The reasons why Sydney’s hospitality scene is still open for business
There’s been plenty of commentary suggesting that Sydney’s hospitality scene is in dire straits, but as Renae Smith discovers, there’s still plenty for restaurateurs to be bullish about.
If you follow Australia’s food scene or have been considering opening up a venue of your own in Sydney, you may have heard the dire warnings around owning a Sydney-based restaurant.
With blunt advice like, ‘Don’t do it’ from industry leaders like Mitch Orr, the co-owner of the recently closed ACME restaurant. Or the grim opinion of Mark Best, owner of the defunct Surry Hills restaurant Marque: ‘Restaurateurs are between a rock and a f—ing hard place’. It’s no surprise that Sydney’s hospitality industry is gaining a slightly worrisome reputation.
But contrary to popular opinion and the continued groanings of restaurant owners and chefs, it’s not all doom and gloom.
In reality, the Sydney restaurant culture continues to impress, with new restaurants and exciting pop-ups from internationally acclaimed chefs (like Jock Zonfrillo of Orana) bursting onto the food landscape every week.
While we cannot deny that some Sydney restaurants are closing and that it appears the past year or two has been a particularly hard time for certain hatted or long-standing venues (like Newtown’s Oscillate Wildly and the afore-mentioned ACME restaurant), is it true that Sydney’s hospitality industry is actually dying?
It’s true that there has been a larger number of restaurant closures in Sydney during the last quarter than is ‘typical’. But as with any statistic, looking at a single three-month period gives a very limited view of the industry as a whole. Looking at the bigger picture gives you a better idea.
In fact, in New South Wales, the café and restaurant industry grew by 7.9 percent between November 2017 and November 2018. And this trend is expected to continue with the food and beverage sector of the NSW economy expected to grow by 35.9 percent over the next decade.
Why the claims that Sydney’s hospitality scene is doomed?
It could be that when venues are forced to close their doors, they quickly look for someone or something to blame – be that lockout laws, the stagnant economy, the disruption of food delivery services, labour costs and the fickleness of Sydney diners.
It’s true that some of these issues may add to the difficult job of running a successful restaurant, but it’s hard to place the full blame on these issues when at the same time, and in the same food landscape, there are restaurants that are thriving.
Take Saint Peter, for example, which The New York Times described as ‘proof that when it comes to the modern dedicated seafood restaurant, Australia does it best’. Or nel., the Sydney restaurant that has turned a typical dining experience into something theatrical and glorious.

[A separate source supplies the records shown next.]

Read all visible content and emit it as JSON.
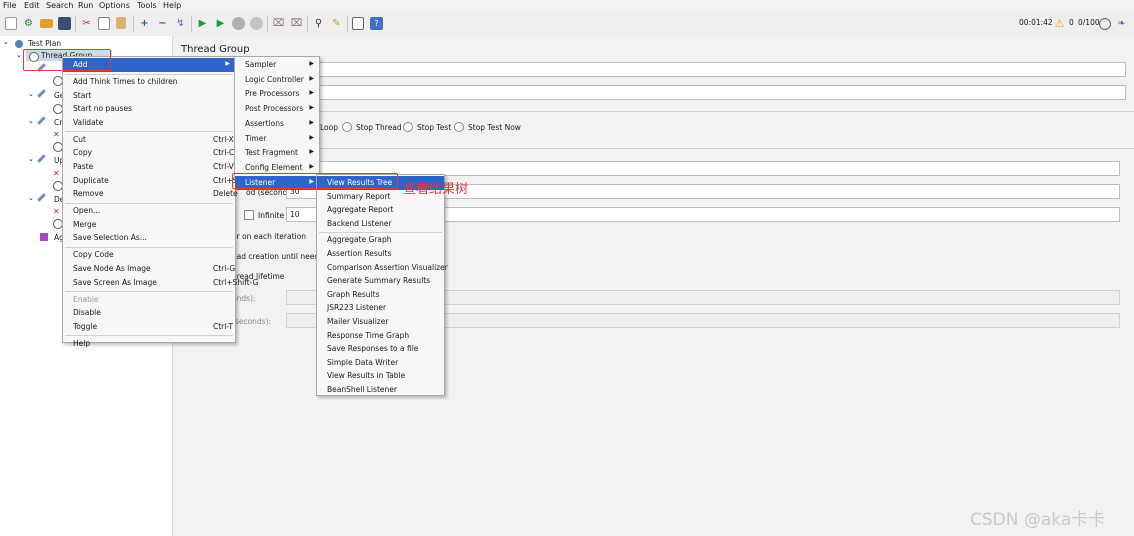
{
  "menubar": {
    "items": [
      "File",
      "Edit",
      "Search",
      "Run",
      "Options",
      "Tools",
      "Help"
    ]
  },
  "toolbar": {
    "icons": [
      "new-icon",
      "templates-icon",
      "open-icon",
      "save-icon",
      "cut-icon",
      "copy-icon",
      "paste-icon",
      "expand-icon",
      "collapse-icon",
      "toggle-icon",
      "start-icon",
      "start-no-pauses-icon",
      "stop-icon",
      "shutdown-icon",
      "clear-icon",
      "clear-all-icon",
      "search-icon",
      "reset-search-icon",
      "function-helper-icon",
      "help-icon"
    ],
    "elapsed": "00:01:42",
    "warnings": "0",
    "threads": "0/100",
    "colors": {
      "start": "#1e9b3a",
      "stop": "#b0b0b0",
      "warning": "#f2c300"
    }
  },
  "tree": {
    "root": "Test Plan",
    "selected": "Thread Group",
    "partial": [
      "Ge",
      "Cr",
      "Up",
      "De",
      "Ag"
    ]
  },
  "panel": {
    "title": "Thread Group",
    "error_actions": [
      "Loop",
      "Stop Thread",
      "Stop Test",
      "Stop Test Now"
    ],
    "ramp_partial": "od (seconds):",
    "ramp_value": "30",
    "infinite_label": "Infinite",
    "loop_value": "10",
    "iteration_text": "er on each iteration",
    "creation_text": "ead creation until need",
    "lifetime_text": "hread lifetime",
    "duration_partial": "onds):",
    "delay_partial": "(seconds):"
  },
  "context_menu": {
    "items": [
      {
        "label": "Add",
        "key": "",
        "submenu": true,
        "selected": true
      },
      {
        "sep": true
      },
      {
        "label": "Add Think Times to children",
        "key": ""
      },
      {
        "label": "Start",
        "key": ""
      },
      {
        "label": "Start no pauses",
        "key": ""
      },
      {
        "label": "Validate",
        "key": ""
      },
      {
        "sep": true
      },
      {
        "label": "Cut",
        "key": "Ctrl-X"
      },
      {
        "label": "Copy",
        "key": "Ctrl-C"
      },
      {
        "label": "Paste",
        "key": "Ctrl-V"
      },
      {
        "label": "Duplicate",
        "key": "Ctrl+Shift-C"
      },
      {
        "label": "Remove",
        "key": "Delete"
      },
      {
        "sep": true
      },
      {
        "label": "Open...",
        "key": ""
      },
      {
        "label": "Merge",
        "key": ""
      },
      {
        "label": "Save Selection As...",
        "key": ""
      },
      {
        "sep": true
      },
      {
        "label": "Copy Code",
        "key": ""
      },
      {
        "label": "Save Node As Image",
        "key": "Ctrl-G"
      },
      {
        "label": "Save Screen As Image",
        "key": "Ctrl+Shift-G"
      },
      {
        "sep": true
      },
      {
        "label": "Enable",
        "key": "",
        "disabled": true
      },
      {
        "label": "Disable",
        "key": ""
      },
      {
        "label": "Toggle",
        "key": "Ctrl-T"
      },
      {
        "sep": true
      },
      {
        "label": "Help",
        "key": ""
      }
    ]
  },
  "add_menu": {
    "items": [
      {
        "label": "Sampler"
      },
      {
        "label": "Logic Controller"
      },
      {
        "label": "Pre Processors"
      },
      {
        "label": "Post Processors"
      },
      {
        "label": "Assertions"
      },
      {
        "label": "Timer"
      },
      {
        "label": "Test Fragment"
      },
      {
        "label": "Config Element"
      },
      {
        "label": "Listener",
        "selected": true
      }
    ]
  },
  "listener_menu": {
    "items": [
      {
        "label": "View Results Tree",
        "selected": true
      },
      {
        "label": "Summary Report"
      },
      {
        "label": "Aggregate Report"
      },
      {
        "label": "Backend Listener"
      },
      {
        "sep": true
      },
      {
        "label": "Aggregate Graph"
      },
      {
        "label": "Assertion Results"
      },
      {
        "label": "Comparison Assertion Visualizer"
      },
      {
        "label": "Generate Summary Results"
      },
      {
        "label": "Graph Results"
      },
      {
        "label": "JSR223 Listener"
      },
      {
        "label": "Mailer Visualizer"
      },
      {
        "label": "Response Time Graph"
      },
      {
        "label": "Save Responses to a file"
      },
      {
        "label": "Simple Data Writer"
      },
      {
        "label": "View Results in Table"
      },
      {
        "label": "BeanShell Listener"
      }
    ]
  },
  "annotation": "查看结果树",
  "watermark": "CSDN @aka卡卡"
}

Or the other new in-town players that are making ‘Sydney’s dining scene… stronger than ever’, according to Gourmet Traveller.
Nelly Robinson, the chef behind nel., believes that it’s a fantastic time to be getting into Sydney’s hospitality scene.
“There are some unhappy restaurateurs here at the moment,” Robinsaid said, “because the Sydney restaurant scene is changing.
“But that’s not a bad thing. It means there are fantastic opportunities for up-and-coming chefs and new food ideas.”
Robinson’s not wrong. With Australia’s runaway ‘foodie’ culture, diners are looking for so much more from their restaurants.
And Sydney is answering the call.
In fact, in the last few years, Sydney has leapt ahead of Melbourne, the formerly premier foodie destination, by redeveloping iconic buildings, laneways, byways and factories into incredible foodie experiences.
Described by News as ‘the place to eat right now in Australia’, Sydney is certainly showing no sign of slowing down.
Lockout laws have been another common complaint from struggling venues. Again, this seems to be more a case of finger pointing and ‘blame game’. After all, since late 2018, Sydney’s after-hours economy had already bounced back with the number of venues growing by 1.8 percent in 2017 and overall sales rising by 6.3 percent.
Rather than sinking, the city’s night-life economy was worth $4.05 billion at the end of last year.
‘This growth comes off the back of decline between 2014 and 2015 following the introduction of the lockouts in February 2014,’ according to a report commissioned by the Council of Capital City Lord Mayors.
“Rather than blame the economy, or the lockout laws, or some third-party delivery services, restaurants should look to how they can adapt in the new changing market,” advised Robinson.
“Yes, Sydney diners are looking for new experiences. Yes, they are changing their expectations about dining out.
“But at the same time, more Sydneysiders are eating out now than ever before.”
For Robinson, the blame game isn’t helping diners or business owners.
“I think, as an industry, we need to stop looking for excuses and start thinking about the customer’s experience. Those are the restaurants that will succeed.”
And Sydney is still the place to do that.